-- Material provided --
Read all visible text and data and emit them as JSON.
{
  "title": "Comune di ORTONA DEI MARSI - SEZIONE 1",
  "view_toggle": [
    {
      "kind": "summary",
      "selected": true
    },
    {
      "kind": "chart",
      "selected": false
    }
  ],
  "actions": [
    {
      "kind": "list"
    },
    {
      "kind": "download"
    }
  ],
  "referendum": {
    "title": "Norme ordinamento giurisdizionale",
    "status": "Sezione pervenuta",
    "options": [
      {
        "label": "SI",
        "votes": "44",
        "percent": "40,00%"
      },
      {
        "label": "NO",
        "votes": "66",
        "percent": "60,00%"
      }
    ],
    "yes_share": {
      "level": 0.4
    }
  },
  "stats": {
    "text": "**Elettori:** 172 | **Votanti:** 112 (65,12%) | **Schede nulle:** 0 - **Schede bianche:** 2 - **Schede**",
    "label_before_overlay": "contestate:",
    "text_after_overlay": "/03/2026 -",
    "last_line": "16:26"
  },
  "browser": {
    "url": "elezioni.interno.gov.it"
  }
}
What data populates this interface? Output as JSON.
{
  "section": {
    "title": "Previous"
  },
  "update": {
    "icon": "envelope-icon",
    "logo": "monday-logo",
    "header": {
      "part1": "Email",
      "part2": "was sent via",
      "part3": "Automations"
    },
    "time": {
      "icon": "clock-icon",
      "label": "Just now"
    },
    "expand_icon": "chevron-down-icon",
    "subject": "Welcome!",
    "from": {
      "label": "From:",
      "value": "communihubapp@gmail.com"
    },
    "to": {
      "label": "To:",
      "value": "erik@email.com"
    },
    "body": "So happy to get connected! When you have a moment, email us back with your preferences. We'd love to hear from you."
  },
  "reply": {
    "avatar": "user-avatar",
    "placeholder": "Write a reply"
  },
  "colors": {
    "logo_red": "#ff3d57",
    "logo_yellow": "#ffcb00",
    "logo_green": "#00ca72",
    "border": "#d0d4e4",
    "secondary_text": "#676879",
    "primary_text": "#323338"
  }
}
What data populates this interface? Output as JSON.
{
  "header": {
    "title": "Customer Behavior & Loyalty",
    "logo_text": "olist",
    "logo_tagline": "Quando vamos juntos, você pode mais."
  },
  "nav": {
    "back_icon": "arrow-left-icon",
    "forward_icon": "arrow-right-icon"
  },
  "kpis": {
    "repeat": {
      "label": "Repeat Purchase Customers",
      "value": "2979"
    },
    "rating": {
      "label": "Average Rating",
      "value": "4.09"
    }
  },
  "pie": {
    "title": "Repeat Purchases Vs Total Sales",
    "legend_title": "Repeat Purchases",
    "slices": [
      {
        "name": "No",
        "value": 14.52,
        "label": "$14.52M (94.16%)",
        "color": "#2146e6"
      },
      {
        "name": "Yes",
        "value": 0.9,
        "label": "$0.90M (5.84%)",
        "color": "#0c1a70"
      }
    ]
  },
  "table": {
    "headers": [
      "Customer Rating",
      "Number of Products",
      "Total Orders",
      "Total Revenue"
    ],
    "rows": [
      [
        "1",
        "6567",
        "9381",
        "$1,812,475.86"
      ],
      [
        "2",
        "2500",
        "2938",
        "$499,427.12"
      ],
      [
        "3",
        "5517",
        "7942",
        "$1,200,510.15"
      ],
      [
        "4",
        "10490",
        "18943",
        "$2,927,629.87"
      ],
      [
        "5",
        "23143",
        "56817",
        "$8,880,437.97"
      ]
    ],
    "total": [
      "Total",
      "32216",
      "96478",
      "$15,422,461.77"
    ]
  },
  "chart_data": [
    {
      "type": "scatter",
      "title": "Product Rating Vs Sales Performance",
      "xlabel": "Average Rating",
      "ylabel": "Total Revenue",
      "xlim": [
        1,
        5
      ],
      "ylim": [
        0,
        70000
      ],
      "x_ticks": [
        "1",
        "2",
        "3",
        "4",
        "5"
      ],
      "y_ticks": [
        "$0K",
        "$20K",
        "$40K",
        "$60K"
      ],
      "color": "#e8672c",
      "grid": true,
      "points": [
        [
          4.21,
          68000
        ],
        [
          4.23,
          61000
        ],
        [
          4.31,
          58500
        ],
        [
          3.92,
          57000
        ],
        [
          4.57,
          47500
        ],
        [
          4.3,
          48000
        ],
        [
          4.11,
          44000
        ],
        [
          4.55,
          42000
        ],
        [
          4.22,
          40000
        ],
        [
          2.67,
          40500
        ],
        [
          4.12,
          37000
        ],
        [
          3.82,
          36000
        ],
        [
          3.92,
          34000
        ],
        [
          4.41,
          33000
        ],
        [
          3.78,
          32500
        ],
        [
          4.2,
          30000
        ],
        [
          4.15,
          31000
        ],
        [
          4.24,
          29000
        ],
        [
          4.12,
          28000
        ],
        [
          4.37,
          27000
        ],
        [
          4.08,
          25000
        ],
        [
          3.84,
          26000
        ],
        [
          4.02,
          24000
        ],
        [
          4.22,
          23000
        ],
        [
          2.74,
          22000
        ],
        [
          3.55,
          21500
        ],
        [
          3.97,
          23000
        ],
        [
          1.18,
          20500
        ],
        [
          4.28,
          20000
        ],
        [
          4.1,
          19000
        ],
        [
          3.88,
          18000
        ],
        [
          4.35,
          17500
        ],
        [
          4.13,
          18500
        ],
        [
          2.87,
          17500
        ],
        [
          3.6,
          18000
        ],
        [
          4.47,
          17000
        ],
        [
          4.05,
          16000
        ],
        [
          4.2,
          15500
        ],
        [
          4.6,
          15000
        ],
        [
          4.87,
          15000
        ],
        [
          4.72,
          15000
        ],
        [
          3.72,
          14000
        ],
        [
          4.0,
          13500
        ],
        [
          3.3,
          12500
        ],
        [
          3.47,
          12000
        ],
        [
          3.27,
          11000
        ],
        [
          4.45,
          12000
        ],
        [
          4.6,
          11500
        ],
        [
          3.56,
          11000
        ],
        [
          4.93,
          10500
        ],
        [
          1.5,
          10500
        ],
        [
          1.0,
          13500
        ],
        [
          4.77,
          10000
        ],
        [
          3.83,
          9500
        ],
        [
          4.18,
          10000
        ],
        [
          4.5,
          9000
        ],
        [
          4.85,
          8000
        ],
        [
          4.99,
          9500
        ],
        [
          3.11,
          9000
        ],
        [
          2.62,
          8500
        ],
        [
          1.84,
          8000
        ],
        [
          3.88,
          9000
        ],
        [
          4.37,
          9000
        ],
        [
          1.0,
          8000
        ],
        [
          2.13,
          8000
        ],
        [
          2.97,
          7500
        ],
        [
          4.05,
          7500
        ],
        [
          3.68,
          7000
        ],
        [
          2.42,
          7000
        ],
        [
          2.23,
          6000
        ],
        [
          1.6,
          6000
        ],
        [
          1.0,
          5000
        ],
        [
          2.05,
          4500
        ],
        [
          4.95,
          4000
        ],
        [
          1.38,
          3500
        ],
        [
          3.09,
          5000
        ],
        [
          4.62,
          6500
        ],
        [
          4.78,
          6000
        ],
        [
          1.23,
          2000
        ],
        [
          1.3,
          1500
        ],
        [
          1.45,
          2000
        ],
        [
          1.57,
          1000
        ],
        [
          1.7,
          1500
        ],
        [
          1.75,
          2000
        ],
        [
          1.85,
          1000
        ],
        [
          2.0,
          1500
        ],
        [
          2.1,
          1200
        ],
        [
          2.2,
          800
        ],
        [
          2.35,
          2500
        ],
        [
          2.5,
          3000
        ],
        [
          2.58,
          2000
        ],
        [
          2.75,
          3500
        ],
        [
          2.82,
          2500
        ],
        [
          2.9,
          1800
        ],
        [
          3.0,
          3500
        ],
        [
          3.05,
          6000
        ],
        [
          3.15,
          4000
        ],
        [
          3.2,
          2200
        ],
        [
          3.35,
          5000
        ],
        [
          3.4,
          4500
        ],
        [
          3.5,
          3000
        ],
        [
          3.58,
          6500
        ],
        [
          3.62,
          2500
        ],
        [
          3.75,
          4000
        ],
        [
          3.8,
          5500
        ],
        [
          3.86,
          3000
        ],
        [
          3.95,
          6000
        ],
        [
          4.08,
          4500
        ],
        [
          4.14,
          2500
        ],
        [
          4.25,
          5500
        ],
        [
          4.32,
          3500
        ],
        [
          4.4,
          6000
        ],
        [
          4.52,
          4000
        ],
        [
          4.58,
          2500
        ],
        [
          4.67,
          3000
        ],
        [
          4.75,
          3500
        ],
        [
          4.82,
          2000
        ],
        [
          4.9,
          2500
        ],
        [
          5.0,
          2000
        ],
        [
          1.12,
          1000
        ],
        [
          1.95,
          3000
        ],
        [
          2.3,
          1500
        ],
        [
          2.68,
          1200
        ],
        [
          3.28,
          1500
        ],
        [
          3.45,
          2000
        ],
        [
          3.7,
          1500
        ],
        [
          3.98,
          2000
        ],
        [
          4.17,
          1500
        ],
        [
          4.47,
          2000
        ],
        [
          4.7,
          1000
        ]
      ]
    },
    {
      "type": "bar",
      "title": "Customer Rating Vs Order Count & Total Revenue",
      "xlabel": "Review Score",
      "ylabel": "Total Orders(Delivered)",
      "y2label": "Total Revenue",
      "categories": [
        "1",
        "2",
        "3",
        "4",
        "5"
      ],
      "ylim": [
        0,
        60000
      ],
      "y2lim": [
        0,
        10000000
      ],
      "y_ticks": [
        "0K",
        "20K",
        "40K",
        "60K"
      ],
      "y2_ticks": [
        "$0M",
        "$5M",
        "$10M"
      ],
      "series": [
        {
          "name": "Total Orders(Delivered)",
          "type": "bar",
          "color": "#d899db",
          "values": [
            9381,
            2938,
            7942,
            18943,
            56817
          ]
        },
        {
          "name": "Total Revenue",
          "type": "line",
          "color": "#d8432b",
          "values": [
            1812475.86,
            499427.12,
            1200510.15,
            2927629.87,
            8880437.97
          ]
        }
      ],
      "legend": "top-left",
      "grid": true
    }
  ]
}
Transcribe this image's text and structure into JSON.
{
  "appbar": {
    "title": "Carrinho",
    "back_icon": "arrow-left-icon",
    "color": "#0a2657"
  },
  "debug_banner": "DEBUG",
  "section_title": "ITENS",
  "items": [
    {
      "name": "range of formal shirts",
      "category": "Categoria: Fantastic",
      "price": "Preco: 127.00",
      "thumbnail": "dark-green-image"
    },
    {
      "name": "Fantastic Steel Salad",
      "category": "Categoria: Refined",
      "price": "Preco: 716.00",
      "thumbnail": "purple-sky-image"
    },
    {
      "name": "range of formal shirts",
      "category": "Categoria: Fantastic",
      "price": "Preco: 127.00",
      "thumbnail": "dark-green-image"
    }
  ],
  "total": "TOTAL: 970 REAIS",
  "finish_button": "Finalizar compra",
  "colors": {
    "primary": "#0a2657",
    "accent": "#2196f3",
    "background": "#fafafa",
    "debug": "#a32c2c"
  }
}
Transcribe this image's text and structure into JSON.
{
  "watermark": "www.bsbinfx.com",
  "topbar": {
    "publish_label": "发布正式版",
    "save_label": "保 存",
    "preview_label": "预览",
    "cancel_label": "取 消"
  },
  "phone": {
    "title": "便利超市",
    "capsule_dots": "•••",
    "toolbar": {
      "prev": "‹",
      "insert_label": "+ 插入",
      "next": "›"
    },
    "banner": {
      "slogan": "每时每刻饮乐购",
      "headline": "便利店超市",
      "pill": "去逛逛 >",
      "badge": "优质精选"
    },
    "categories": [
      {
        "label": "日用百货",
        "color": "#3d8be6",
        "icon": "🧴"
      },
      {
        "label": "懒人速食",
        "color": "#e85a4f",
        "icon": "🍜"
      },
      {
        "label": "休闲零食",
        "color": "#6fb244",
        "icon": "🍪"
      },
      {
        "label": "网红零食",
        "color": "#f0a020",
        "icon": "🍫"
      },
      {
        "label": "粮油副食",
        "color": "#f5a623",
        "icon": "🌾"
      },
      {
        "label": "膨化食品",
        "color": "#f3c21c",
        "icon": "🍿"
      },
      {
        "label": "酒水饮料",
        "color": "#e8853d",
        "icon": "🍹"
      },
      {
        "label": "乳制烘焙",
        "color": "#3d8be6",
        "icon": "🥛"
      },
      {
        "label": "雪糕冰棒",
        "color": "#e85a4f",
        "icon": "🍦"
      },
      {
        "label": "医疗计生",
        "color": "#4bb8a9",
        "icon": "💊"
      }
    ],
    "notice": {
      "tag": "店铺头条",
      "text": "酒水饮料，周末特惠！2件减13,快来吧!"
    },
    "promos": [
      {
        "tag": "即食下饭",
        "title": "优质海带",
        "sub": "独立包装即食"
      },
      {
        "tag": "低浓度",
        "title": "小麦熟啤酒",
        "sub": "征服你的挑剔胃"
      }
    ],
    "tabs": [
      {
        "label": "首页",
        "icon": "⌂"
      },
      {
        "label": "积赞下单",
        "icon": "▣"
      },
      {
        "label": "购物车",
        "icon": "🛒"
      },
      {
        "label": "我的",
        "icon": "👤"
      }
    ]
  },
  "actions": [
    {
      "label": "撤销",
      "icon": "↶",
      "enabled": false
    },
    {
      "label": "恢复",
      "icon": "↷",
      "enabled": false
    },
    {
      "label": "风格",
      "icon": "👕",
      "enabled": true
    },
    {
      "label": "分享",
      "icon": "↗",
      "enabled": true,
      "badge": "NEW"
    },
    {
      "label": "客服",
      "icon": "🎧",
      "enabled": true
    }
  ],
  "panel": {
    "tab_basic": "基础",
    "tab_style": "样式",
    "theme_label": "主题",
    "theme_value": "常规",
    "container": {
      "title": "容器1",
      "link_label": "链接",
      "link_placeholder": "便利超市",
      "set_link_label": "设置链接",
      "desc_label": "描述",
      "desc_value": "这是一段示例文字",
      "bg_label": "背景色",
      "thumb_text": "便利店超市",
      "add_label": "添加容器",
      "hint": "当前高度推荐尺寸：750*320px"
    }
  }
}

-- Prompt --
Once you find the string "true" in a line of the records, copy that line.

-- Output --
      "selected": true
      "grid": true,
      "grid": true
      "enabled": true
      "enabled": true,
      "enabled": true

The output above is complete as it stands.